“I made a mistake,” he said. “I went up in weight. I fought in a weight class I never fight at and that guy was huge. I mean, if anyone saw the fight, he was way bigger than me. That matters, you know, when it comes down to strength and fighting. I shouldn’t have been so quick to take a fight. I fought for money. I need to pay my bills. They changed my opponent at the last second to a fighter from another weight class and I didn’t know what to do; I had to take it. I took it and that’s what happens, you know?”
Next Friday, he’ll have a golden opportunity to correct his career’s course when he faces off against the comparatively unknown fighter, Keith Johnson (7-3).
“I believe my style is too much for people to deal with,” he says. “They don’t know how to prepare for it. I think we’re going to see Keith Johnson’s will break in the ring and then he himself is going to break. He can do whatever he wants to, but it’s just going to be a waste of energy. That’s just what I believe. I’m looking to end it in dramatic fashion, so when the bell rings, don’t blink.
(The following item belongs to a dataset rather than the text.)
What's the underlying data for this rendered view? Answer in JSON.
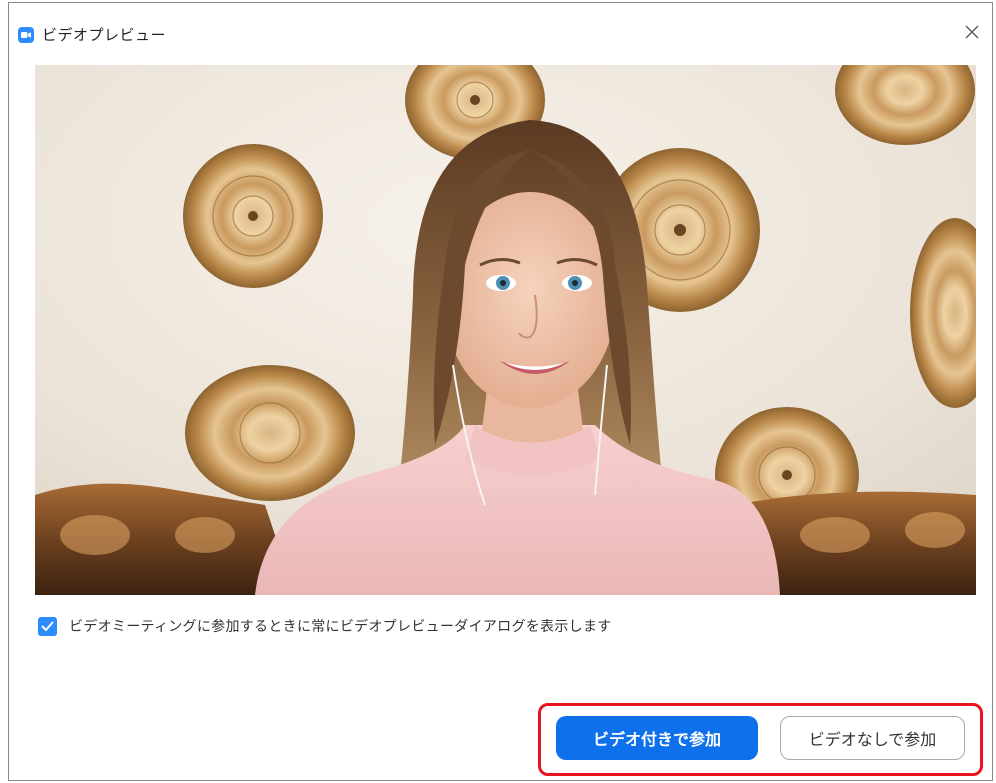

I understand there are two Greeks on the card that night [the other Greek fighter, George Sotiropoulos, headlines the event against fellow TUF alum Mike Ricci] and I’m planning on us going 2-0.”
As a special thanks to “The Greek Assassin” for his candor, I’ve opted to uncharacteristically list some of the sponsors he asked to be mentioned. They are, in his own words, “Lightning Logistics, Shamrock’s Pub in Humble, StateFarm Insurance, Aqua Hand Car Wash and Detail, Unique Kennels, Metro Fight Club, Lexani Tires, [a few others I couldn’t hear clearly], there a ton more, and thank you, mom, for having me.”